» Task statement
Please set out each line below exactly as it stands, without the images.

» Element data from apps and pages
-.-.-
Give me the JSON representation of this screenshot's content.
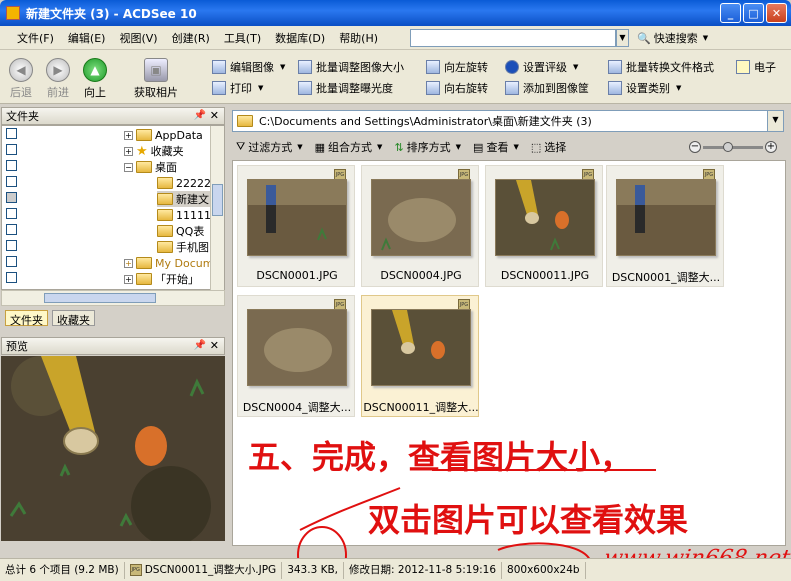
{
  "window": {
    "title": "新建文件夹 (3) - ACDSee 10"
  },
  "menu": [
    "文件(F)",
    "编辑(E)",
    "视图(V)",
    "创建(R)",
    "工具(T)",
    "数据库(D)",
    "帮助(H)"
  ],
  "search": {
    "value": "",
    "quick_label": "快速搜索"
  },
  "nav": {
    "back": "后退",
    "forward": "前进",
    "up": "向上",
    "acquire": "获取相片"
  },
  "toolbar": {
    "edit_image": "编辑图像",
    "batch_resize": "批量调整图像大小",
    "rotate_left": "向左旋转",
    "set_rating": "设置评级",
    "batch_convert": "批量转换文件格式",
    "email": "电子",
    "print": "打印",
    "batch_exposure": "批量调整曝光度",
    "rotate_right": "向右旋转",
    "add_to_basket": "添加到图像筐",
    "set_category": "设置类别"
  },
  "folders_panel": {
    "title": "文件夹",
    "items": [
      "AppData",
      "收藏夹",
      "桌面",
      "22222",
      "新建文",
      "11111",
      "QQ表",
      "手机图",
      "My Docum",
      "「开始」"
    ],
    "tabs": [
      "文件夹",
      "收藏夹"
    ]
  },
  "preview_panel": {
    "title": "预览"
  },
  "path": "C:\\Documents and Settings\\Administrator\\桌面\\新建文件夹 (3)",
  "filterbar": {
    "filter": "过滤方式",
    "group": "组合方式",
    "sort": "排序方式",
    "view": "查看",
    "select": "选择"
  },
  "thumbnails": [
    {
      "name": "DSCN0001.JPG",
      "badge": "JPG"
    },
    {
      "name": "DSCN0004.JPG",
      "badge": "JPG"
    },
    {
      "name": "DSCN00011.JPG",
      "badge": "JPG"
    },
    {
      "name": "DSCN0001_调整大...",
      "badge": "JPG"
    },
    {
      "name": "DSCN0004_调整大...",
      "badge": "JPG"
    },
    {
      "name": "DSCN00011_调整大...",
      "badge": "JPG"
    }
  ],
  "annotation": {
    "line1": "五、完成，查看图片大小，",
    "line2": "双击图片可以查看效果",
    "watermark": "www.win668.net"
  },
  "status": {
    "total": "总计 6 个项目 (9.2 MB)",
    "file": "DSCN00011_调整大小.JPG",
    "size": "343.3 KB,",
    "modified": "修改日期: 2012-11-8 5:19:16",
    "dims": "800x600x24b"
  },
  "colors": {
    "title_bar": "#0a5bd6",
    "annotation": "#e01010"
  }
}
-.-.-
» Your solution
Give me the JSON representation of this screenshot's content.
{
  "window": {
    "title": "新建文件夹 (3) - ACDSee 10"
  },
  "menu": [
    "文件(F)",
    "编辑(E)",
    "视图(V)",
    "创建(R)",
    "工具(T)",
    "数据库(D)",
    "帮助(H)"
  ],
  "search": {
    "value": "",
    "quick_label": "快速搜索"
  },
  "nav": {
    "back": "后退",
    "forward": "前进",
    "up": "向上",
    "acquire": "获取相片"
  },
  "toolbar": {
    "edit_image": "编辑图像",
    "batch_resize": "批量调整图像大小",
    "rotate_left": "向左旋转",
    "set_rating": "设置评级",
    "batch_convert": "批量转换文件格式",
    "email": "电子",
    "print": "打印",
    "batch_exposure": "批量调整曝光度",
    "rotate_right": "向右旋转",
    "add_to_basket": "添加到图像筐",
    "set_category": "设置类别"
  },
  "folders_panel": {
    "title": "文件夹",
    "items": [
      "AppData",
      "收藏夹",
      "桌面",
      "22222",
      "新建文",
      "11111",
      "QQ表",
      "手机图",
      "My Docum",
      "「开始」"
    ],
    "tabs": [
      "文件夹",
      "收藏夹"
    ]
  },
  "preview_panel": {
    "title": "预览"
  },
  "path": "C:\\Documents and Settings\\Administrator\\桌面\\新建文件夹 (3)",
  "filterbar": {
    "filter": "过滤方式",
    "group": "组合方式",
    "sort": "排序方式",
    "view": "查看",
    "select": "选择"
  },
  "thumbnails": [
    {
      "name": "DSCN0001.JPG",
      "badge": "JPG"
    },
    {
      "name": "DSCN0004.JPG",
      "badge": "JPG"
    },
    {
      "name": "DSCN00011.JPG",
      "badge": "JPG"
    },
    {
      "name": "DSCN0001_调整大...",
      "badge": "JPG"
    },
    {
      "name": "DSCN0004_调整大...",
      "badge": "JPG"
    },
    {
      "name": "DSCN00011_调整大...",
      "badge": "JPG"
    }
  ],
  "annotation": {
    "line1": "五、完成，查看图片大小，",
    "line2": "双击图片可以查看效果",
    "watermark": "www.win668.net"
  },
  "status": {
    "total": "总计 6 个项目 (9.2 MB)",
    "file": "DSCN00011_调整大小.JPG",
    "size": "343.3 KB,",
    "modified": "修改日期: 2012-11-8 5:19:16",
    "dims": "800x600x24b"
  },
  "colors": {
    "title_bar": "#0a5bd6",
    "annotation": "#e01010"
  }
}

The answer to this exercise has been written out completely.